**Provided entries:**
# # #
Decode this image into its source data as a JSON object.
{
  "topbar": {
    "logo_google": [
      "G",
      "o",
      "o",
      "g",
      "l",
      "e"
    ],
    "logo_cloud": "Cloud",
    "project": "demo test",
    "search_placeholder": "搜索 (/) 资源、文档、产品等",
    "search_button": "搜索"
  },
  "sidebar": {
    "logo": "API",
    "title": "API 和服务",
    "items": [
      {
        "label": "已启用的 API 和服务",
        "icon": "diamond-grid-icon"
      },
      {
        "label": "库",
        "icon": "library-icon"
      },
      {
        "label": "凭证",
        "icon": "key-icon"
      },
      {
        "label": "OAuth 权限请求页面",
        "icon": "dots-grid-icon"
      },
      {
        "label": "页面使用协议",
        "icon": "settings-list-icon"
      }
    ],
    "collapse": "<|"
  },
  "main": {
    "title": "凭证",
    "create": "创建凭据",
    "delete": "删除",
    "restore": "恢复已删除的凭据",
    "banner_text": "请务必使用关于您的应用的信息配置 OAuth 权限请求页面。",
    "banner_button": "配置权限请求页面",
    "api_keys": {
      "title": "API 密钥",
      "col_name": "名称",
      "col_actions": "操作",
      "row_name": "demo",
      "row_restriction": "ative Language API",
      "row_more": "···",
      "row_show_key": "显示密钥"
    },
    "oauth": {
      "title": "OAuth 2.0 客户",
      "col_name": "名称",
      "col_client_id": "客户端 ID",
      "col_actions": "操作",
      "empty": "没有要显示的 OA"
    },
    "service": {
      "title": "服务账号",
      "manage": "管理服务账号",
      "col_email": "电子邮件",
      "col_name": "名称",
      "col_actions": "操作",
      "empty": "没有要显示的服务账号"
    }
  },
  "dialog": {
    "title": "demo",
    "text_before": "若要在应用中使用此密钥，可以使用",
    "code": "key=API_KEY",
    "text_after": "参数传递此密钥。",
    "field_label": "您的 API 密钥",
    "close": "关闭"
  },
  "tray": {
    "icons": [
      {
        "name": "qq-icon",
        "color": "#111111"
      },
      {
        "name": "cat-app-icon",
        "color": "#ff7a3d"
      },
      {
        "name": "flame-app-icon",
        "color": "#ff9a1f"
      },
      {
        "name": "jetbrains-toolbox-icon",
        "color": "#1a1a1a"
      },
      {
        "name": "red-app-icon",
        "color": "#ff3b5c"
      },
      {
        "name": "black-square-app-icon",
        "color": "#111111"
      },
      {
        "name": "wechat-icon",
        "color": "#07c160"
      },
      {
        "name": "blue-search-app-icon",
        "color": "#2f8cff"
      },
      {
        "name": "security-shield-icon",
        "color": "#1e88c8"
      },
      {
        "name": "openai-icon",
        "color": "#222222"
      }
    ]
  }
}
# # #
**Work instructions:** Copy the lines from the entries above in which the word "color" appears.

**Problem solution:**
        "color": "#111111"
        "color": "#ff7a3d"
        "color": "#ff9a1f"
        "color": "#1a1a1a"
        "color": "#ff3b5c"
        "color": "#111111"
        "color": "#07c160"
        "color": "#2f8cff"
        "color": "#1e88c8"
        "color": "#222222"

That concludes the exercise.